Data about app and page elements
------------------------------------------------
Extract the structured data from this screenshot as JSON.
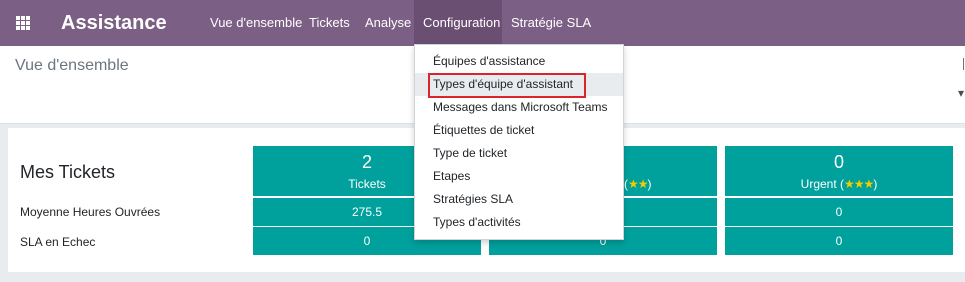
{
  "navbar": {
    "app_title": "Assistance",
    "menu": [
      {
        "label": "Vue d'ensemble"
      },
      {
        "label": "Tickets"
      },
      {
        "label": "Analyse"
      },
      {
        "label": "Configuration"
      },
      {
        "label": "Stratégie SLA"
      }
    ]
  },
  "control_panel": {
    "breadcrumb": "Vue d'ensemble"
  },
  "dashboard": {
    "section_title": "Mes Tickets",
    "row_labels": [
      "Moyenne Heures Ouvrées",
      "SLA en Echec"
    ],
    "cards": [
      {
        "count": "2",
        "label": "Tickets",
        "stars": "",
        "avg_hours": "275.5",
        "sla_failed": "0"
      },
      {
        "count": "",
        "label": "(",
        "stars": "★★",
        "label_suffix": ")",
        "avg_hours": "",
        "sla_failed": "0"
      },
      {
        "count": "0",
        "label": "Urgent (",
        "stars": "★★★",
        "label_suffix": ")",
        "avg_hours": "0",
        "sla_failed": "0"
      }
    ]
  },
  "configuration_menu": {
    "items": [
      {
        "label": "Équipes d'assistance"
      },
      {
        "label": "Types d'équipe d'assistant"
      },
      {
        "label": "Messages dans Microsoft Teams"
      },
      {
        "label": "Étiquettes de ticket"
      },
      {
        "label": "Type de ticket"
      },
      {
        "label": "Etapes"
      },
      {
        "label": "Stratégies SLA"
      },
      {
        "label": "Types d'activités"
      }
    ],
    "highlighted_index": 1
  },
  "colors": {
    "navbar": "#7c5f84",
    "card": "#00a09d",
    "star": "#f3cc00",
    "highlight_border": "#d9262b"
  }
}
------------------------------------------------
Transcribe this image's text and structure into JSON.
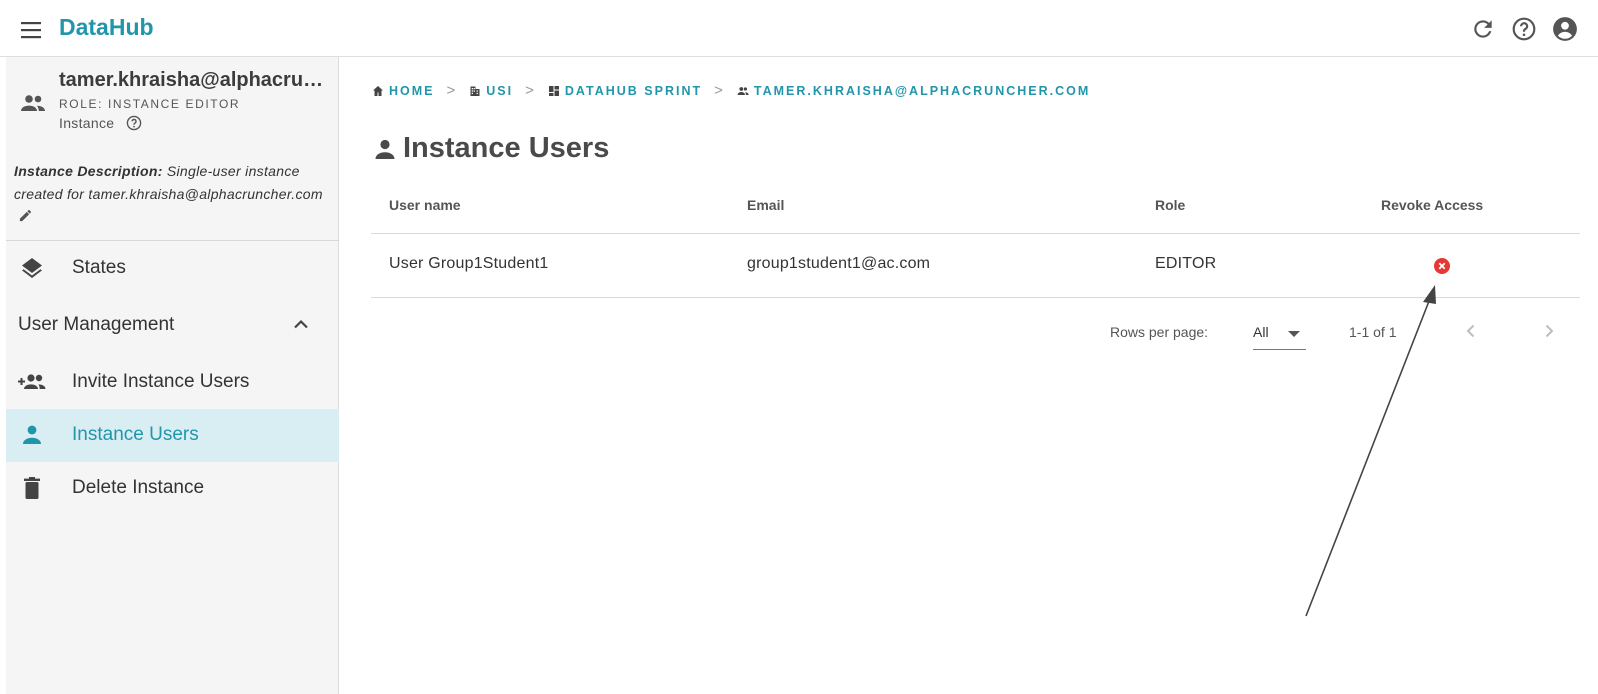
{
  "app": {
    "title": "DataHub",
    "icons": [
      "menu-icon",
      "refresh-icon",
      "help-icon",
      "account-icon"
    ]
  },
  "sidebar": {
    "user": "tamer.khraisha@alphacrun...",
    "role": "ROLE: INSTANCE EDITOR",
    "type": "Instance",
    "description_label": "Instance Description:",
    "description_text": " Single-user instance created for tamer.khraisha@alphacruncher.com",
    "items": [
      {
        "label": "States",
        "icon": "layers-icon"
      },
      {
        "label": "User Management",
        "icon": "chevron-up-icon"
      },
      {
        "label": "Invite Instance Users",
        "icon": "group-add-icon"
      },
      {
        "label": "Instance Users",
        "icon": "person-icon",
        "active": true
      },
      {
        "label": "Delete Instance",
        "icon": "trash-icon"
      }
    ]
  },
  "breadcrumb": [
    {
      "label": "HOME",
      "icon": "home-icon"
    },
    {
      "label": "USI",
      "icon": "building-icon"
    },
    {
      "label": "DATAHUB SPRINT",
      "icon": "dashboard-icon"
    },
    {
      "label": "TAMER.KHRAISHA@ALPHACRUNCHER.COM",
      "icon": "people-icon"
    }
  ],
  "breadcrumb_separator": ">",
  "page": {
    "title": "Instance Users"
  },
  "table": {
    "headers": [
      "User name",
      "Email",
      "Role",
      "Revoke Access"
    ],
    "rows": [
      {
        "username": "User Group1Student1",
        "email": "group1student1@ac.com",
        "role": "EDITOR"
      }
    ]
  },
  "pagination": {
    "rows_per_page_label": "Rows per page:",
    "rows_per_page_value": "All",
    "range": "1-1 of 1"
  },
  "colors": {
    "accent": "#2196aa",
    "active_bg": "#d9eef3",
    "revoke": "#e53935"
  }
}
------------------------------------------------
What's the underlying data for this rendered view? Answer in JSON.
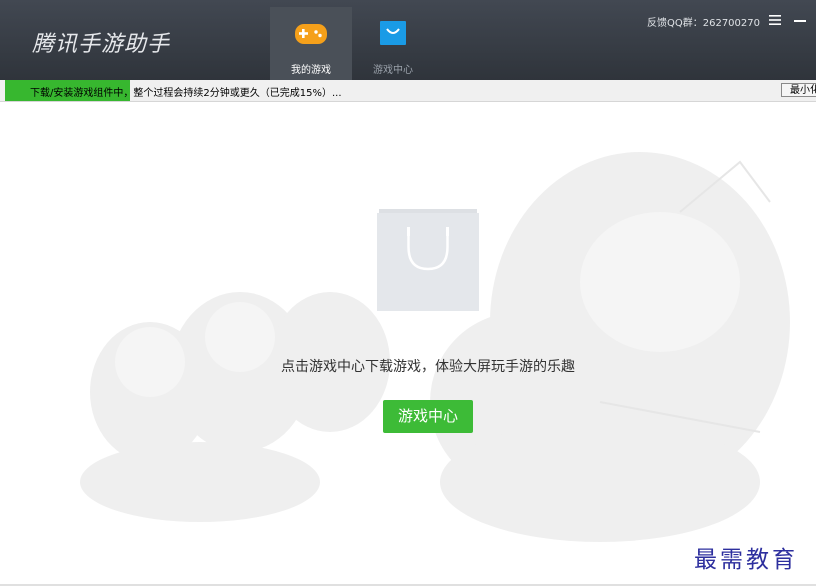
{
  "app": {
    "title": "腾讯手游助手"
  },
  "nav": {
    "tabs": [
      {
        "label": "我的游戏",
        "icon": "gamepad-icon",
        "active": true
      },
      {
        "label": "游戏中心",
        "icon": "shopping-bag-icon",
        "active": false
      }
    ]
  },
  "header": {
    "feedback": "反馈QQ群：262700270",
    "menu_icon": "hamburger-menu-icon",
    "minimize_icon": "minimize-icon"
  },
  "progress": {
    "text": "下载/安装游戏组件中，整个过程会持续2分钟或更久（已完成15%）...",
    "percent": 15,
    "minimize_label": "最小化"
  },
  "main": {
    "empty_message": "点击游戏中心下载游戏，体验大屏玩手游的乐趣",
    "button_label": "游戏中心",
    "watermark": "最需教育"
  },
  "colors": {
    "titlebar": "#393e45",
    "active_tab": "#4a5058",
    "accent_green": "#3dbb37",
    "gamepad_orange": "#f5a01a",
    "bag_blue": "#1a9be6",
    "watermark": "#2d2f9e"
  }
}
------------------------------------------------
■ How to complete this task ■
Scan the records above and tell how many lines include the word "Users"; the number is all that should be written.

■ Response to this task ■
3